Will all lines require vaccines? What about children? What about those who can’t be vaccinated for medical reasons? We’re experiencing a time of rapid change, and we’ll all need to be as flexible as possible. As evidence builds that vaccines are an effective way of greatly reducing health risks of COVID-19 infection, it’d be quite surprising if they didn’t come into play at least in some way for all guests and or crew on most cruise lines, but once again, time will tell. It wouldn't shock us to find that the policies, when re-released by Carnival, include some guidance on vaccines, even if only specifying that those who are vaccinated aren't excluded from the rules.
You Don’t Have to Cruise
Cruising with masks, social distancing, and COVID tests is clearly not going to be as great as taking the same cruise without those restrictions. Some readers will understandably decide that the restrictions mean cruising just isn’t worth it for them, and that’s okay. Others may decide the restrictions aren’t that onerous and won’t significantly impact their cruise experience, and that’s okay too.
If you decide that cruising under these conditions isn’t for you, then you'll need to wait to cruise – the majority of these new restrictions won’t be forever! In fact, you can even book your 2022 or 2023 cruise now and reassess the situation as your final payment date approaches and prior to the line's cancellation period.

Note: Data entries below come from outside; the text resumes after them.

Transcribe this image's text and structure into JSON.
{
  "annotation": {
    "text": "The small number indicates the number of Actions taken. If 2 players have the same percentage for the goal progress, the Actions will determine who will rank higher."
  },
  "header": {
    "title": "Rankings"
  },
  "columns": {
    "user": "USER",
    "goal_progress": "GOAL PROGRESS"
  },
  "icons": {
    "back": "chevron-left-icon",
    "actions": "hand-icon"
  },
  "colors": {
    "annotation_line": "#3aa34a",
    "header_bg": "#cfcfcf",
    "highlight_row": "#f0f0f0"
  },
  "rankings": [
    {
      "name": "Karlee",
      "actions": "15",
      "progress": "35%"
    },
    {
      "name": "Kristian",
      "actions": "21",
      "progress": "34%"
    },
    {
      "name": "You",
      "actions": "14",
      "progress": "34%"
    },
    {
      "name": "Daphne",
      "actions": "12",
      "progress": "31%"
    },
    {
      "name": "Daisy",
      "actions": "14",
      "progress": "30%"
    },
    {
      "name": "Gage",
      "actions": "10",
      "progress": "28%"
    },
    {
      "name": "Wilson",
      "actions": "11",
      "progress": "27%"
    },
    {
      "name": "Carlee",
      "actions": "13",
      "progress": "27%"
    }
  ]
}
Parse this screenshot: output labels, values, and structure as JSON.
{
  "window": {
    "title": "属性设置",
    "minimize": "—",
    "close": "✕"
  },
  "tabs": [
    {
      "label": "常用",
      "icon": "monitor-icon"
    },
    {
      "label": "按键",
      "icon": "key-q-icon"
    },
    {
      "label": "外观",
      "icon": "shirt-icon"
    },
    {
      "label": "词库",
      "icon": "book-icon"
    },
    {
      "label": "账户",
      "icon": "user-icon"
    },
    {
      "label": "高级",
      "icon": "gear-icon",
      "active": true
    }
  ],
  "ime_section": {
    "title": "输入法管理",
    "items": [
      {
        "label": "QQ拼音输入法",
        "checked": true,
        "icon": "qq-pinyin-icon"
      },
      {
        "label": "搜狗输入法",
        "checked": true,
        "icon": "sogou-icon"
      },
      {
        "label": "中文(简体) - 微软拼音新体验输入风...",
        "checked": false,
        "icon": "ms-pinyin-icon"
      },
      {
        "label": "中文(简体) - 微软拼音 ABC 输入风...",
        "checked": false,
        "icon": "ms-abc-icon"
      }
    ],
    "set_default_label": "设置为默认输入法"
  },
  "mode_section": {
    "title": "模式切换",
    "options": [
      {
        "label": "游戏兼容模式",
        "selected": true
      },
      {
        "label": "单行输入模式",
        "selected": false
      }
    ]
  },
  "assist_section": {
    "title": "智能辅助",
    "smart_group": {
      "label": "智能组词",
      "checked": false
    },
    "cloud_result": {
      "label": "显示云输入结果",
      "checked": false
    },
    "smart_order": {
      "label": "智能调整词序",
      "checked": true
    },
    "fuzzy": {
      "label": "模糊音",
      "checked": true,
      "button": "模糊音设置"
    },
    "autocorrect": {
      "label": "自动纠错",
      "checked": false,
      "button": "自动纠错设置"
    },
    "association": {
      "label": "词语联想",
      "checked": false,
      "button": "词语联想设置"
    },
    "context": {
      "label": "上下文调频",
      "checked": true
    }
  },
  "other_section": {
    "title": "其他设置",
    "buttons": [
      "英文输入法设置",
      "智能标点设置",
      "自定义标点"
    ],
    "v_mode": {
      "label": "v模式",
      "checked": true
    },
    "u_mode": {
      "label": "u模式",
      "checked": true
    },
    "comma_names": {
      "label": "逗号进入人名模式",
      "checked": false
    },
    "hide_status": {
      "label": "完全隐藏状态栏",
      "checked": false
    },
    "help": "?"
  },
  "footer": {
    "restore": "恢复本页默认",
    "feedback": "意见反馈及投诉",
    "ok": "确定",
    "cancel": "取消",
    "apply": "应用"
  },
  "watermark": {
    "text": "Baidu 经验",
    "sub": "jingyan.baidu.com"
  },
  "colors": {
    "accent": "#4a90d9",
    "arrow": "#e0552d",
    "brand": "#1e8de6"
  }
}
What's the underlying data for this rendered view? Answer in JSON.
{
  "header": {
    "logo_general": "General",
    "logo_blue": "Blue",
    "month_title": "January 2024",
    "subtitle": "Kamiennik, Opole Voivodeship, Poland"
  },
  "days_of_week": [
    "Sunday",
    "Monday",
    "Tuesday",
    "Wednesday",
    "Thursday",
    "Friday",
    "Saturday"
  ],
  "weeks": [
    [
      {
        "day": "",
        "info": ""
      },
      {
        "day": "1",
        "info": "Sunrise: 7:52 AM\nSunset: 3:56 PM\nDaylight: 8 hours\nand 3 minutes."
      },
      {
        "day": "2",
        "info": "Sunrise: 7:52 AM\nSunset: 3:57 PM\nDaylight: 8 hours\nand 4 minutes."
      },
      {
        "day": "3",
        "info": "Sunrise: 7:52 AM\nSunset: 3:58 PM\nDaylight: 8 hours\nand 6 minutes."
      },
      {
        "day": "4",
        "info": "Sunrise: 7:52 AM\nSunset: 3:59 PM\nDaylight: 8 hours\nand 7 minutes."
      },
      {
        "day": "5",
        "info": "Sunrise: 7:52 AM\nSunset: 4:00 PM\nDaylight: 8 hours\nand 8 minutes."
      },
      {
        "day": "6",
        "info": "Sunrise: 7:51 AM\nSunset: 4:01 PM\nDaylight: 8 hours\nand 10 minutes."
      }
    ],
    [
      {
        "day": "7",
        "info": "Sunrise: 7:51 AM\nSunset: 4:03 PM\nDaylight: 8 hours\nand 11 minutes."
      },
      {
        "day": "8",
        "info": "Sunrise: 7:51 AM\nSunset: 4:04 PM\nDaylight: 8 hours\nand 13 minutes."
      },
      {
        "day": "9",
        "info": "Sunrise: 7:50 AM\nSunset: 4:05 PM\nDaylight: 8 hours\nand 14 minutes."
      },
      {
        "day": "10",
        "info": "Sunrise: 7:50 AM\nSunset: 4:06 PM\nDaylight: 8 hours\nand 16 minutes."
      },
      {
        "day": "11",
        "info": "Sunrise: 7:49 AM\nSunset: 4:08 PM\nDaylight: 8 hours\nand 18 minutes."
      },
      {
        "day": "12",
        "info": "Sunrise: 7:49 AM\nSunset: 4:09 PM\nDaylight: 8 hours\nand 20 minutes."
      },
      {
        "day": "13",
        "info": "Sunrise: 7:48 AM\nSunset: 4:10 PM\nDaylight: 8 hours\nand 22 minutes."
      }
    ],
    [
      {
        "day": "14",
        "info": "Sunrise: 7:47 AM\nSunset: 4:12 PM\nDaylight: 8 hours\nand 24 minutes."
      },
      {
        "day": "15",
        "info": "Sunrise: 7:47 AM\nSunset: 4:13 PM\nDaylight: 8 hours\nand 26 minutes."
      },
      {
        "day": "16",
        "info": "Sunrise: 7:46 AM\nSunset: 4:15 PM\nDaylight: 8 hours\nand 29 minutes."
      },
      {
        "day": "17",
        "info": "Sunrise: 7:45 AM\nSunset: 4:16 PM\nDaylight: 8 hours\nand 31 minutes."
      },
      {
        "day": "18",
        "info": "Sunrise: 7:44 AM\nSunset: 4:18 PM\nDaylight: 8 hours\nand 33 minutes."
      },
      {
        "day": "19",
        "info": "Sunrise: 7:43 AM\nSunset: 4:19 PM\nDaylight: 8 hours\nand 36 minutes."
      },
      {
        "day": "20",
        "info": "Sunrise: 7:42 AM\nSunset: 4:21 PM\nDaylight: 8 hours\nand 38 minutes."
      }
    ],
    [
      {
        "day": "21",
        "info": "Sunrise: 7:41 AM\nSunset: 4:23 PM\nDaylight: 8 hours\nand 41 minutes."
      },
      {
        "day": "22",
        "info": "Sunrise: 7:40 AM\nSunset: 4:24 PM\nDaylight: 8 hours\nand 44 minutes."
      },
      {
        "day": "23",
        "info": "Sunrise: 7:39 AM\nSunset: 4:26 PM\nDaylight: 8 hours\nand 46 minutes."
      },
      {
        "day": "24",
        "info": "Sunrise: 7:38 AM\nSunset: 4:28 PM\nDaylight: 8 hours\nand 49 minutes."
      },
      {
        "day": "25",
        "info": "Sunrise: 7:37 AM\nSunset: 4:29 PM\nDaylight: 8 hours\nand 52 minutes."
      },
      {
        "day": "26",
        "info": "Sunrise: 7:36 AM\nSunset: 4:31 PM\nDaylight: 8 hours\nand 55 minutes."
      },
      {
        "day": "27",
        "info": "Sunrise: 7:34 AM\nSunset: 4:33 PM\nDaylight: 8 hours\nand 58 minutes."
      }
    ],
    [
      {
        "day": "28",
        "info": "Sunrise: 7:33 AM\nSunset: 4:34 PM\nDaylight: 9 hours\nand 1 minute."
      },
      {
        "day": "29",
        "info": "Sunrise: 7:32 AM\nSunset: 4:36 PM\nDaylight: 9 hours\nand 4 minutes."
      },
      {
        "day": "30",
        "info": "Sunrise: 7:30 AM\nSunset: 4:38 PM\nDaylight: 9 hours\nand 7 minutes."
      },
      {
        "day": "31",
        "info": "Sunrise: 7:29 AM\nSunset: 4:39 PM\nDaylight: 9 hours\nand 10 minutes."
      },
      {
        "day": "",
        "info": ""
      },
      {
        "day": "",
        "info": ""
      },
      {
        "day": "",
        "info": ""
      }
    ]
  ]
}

The policies that Carnival and other cruise companies are developing exist for two basic reasons: to ensure everyone’s health and safety, and so they can return to cruising as soon as possible. Any rules that get me back to cruising earlier are okay by me.